**Record extracts**.
§
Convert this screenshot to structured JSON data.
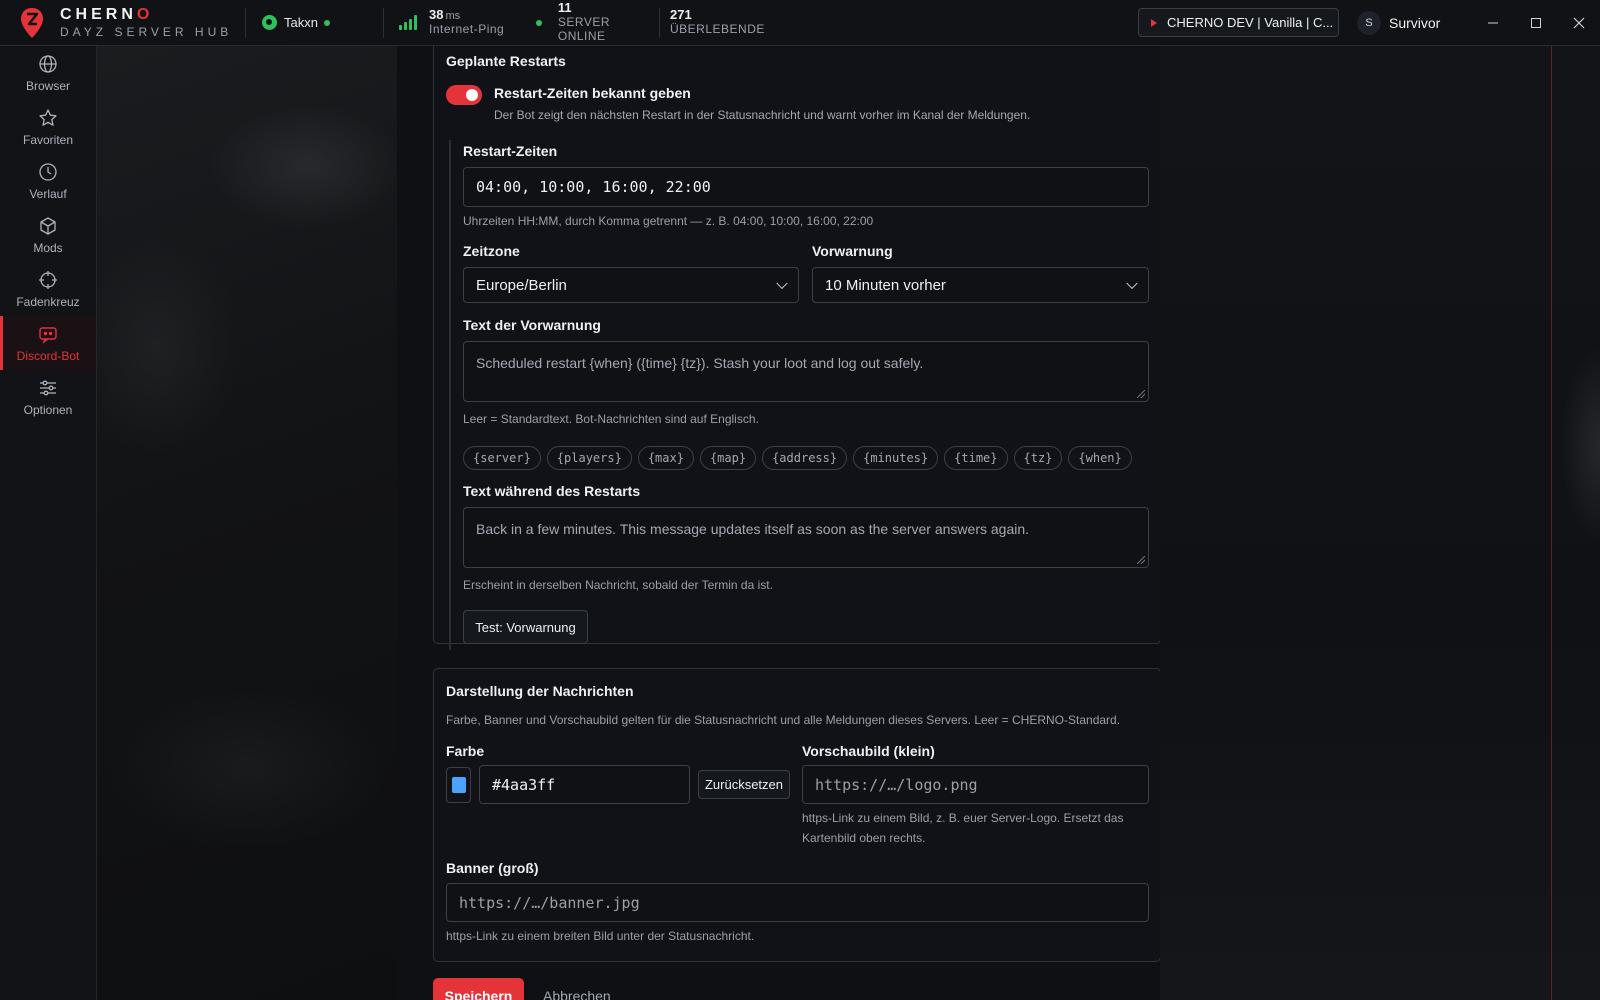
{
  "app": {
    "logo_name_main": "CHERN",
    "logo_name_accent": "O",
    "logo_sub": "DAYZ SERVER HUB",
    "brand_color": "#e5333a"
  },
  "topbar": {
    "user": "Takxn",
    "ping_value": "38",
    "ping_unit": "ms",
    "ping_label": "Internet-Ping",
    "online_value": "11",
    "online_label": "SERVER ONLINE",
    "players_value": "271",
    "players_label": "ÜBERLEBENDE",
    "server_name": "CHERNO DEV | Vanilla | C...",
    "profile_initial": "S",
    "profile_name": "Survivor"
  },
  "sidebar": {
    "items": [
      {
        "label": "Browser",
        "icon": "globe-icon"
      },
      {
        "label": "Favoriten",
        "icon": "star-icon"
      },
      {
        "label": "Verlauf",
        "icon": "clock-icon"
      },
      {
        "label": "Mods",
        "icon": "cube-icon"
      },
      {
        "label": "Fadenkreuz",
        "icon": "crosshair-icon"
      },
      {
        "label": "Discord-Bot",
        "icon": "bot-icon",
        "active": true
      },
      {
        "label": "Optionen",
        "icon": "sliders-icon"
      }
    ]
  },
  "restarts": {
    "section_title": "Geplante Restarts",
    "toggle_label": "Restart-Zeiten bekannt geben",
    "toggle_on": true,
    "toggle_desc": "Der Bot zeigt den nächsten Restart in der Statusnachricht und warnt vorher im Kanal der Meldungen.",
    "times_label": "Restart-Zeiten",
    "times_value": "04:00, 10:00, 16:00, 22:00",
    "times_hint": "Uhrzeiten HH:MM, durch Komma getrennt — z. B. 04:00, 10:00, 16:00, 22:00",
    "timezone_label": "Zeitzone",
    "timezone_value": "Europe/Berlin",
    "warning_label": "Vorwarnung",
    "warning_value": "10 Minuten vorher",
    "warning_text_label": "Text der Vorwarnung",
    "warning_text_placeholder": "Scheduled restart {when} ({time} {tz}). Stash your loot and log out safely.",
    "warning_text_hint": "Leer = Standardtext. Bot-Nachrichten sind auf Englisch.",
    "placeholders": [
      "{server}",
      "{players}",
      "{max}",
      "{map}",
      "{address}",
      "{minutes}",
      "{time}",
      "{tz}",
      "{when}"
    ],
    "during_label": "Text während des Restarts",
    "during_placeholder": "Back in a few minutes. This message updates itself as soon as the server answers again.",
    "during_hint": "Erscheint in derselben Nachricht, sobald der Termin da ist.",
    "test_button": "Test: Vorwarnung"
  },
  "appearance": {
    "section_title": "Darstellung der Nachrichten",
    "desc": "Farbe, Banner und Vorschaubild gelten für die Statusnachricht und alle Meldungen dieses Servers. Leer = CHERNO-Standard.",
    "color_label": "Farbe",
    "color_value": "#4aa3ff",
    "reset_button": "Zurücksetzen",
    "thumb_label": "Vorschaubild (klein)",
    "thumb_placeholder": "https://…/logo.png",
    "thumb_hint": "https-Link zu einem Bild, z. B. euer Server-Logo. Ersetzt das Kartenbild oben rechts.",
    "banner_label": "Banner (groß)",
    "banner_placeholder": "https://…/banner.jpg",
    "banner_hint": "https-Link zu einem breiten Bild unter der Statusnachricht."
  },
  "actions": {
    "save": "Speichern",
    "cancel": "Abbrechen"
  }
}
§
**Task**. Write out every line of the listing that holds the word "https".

**Output below**.
    "thumb_placeholder": "https://…/logo.png",
    "thumb_hint": "https-Link zu einem Bild, z. B. euer Server-Logo. Ersetzt das Kartenbild oben rechts.",
    "banner_placeholder": "https://…/banner.jpg",
    "banner_hint": "https-Link zu einem breiten Bild unter der Statusnachricht."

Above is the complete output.